Carl Friedrich Liesching, known at the Cape as Charles Liesching was the youngest son of Friedrich Ludwig Liesching* and his wife Luise Seubert, and a younger brother of Dr C.L.W. (Louis) Liesching*. In January 1814, at the age of 15, he began a five year apprenticeship in his father's apothecary shop, "Dr Liesching & Co.", and completed it satisfactorily at the end of December 1818. For the next five years he worked as a partner to his father. During that period he married Miss C.E. Leibrandt, with whom he eventually had two sons.
In 1824, wishing to open his own apothecary shop, Charles applied via the governor (Lord Charles Somerset) to be licensed as an apothecary by the Medical Council. Dr James Barry*, colonial medical inspector at that time, turned the application down on the grounds that Charles had received no professional education and that his certificate of apprenticeship had no legal standing because the elder Liesching who had issued it was not qualified as a chemist and druggist.

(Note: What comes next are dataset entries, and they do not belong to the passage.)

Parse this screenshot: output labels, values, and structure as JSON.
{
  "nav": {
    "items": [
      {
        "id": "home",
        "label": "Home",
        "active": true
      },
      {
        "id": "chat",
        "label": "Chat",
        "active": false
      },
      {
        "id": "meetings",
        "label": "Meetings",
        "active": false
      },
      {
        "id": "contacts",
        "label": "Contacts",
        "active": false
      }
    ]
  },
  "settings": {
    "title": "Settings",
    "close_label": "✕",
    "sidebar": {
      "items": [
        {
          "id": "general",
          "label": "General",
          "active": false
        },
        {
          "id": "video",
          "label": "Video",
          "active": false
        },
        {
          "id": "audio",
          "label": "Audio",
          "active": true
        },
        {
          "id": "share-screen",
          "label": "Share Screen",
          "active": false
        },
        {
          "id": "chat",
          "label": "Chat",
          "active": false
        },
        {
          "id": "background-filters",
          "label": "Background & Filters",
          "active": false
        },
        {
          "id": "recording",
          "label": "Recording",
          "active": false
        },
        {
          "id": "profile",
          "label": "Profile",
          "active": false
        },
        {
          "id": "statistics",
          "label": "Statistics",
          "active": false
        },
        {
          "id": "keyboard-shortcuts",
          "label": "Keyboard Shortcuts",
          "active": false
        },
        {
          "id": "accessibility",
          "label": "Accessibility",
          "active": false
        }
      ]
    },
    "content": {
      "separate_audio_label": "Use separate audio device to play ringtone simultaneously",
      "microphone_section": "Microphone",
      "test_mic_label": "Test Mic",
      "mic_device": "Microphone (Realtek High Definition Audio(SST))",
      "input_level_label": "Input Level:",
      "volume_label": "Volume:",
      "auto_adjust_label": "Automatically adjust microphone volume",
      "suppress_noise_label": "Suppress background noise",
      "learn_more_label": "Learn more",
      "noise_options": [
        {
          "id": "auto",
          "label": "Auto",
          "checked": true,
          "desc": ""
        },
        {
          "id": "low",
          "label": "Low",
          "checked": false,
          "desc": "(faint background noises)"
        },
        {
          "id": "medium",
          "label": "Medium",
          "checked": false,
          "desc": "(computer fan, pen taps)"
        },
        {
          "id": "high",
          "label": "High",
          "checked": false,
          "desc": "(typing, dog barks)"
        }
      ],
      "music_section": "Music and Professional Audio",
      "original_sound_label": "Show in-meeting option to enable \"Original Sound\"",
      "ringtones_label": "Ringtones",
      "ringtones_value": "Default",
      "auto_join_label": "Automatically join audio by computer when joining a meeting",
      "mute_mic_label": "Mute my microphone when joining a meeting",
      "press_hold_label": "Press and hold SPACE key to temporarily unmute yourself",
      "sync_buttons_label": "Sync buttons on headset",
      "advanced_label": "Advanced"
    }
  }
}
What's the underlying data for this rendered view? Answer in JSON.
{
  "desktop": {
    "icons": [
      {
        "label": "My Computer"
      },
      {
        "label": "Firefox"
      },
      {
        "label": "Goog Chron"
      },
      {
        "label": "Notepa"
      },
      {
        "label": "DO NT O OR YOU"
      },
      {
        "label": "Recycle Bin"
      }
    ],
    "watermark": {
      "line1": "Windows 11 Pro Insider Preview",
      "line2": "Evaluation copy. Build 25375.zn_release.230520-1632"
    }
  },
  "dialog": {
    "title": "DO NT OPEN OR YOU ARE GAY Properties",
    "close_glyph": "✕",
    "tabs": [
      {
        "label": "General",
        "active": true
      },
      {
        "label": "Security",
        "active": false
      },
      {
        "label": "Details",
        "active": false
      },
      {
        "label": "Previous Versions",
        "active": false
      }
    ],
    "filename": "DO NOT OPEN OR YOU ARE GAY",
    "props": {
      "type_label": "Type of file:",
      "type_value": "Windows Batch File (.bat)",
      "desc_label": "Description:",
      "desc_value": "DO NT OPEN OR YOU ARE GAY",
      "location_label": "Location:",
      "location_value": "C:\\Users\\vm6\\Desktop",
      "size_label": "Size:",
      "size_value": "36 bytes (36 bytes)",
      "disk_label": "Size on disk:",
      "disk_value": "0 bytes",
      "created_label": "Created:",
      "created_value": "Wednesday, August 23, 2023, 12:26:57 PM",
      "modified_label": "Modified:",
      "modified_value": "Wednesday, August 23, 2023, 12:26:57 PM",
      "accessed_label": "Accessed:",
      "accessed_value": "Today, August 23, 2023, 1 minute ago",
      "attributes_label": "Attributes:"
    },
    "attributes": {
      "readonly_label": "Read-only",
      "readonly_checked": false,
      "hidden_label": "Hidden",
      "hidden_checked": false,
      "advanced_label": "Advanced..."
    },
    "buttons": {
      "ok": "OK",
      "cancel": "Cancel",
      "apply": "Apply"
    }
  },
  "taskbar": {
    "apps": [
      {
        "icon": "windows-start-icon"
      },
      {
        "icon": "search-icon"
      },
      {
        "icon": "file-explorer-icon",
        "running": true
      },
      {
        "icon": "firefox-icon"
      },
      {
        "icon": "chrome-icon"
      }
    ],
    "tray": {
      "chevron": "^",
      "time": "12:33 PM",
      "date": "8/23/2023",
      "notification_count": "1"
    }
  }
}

Barry may also have been influenced by personal differences between himself and Charles, as they had fallen out earlier. Charles appealed to the Governor, who consulted chief justice Sir John Truter. Meanwhile the application was considered by a board consisting of Dr S. Bailey and the apothecaries P.H. Poleman* and J.H. Tredgold*, who reported that they considered him not entitled to be examined or to practice as an apothecary. Following legal advice the Governor decided none the less to appoint a Board of Examiners (Drs Munro and O'Flinn, and Mr Moore) to examine Charles. The board awarded him a certificate of competency in Latin, pharmacy and chemistry and he was duly gazetted as an apothecary. However, no one could practice without the recommendation of the colonial medical inspector (Dr Barry), who again refused to recognise Charles's qualifications. The Governor then appointed another Board of medical officers (Dr Arthur, Staff-Surgeon Murray, and Apothecary Thompson) in January 1825 to consider the application and examine the candidate. They found that he had served a regular apprenticeship, again examined him "strictly and minutely as to his knowledge of the Latin language and the sciences of physics and chemistry" (McMagh, 1992, p. 127) and found him fully competent and qualified to carry on an apothecary business. Thus Charles Liesching became the first licensed apothecary to be fully trained at the Cape. He established a chemist shop at 28 Burg Street, Cape Town.
In February 1829 Charles, then a widower, left for Europe with the intention to train as a medical doctor. He acted as ship's surgeon during the three month voyage to England and took a shipment of Cape wine with him to sell on the continent. He had left his business in the hands of his merchant brother William A. Liesching, whose incompetence led to the apothecary shop being sold in February 1832. Charles died unexpectedly in Germany during that year, aged 33.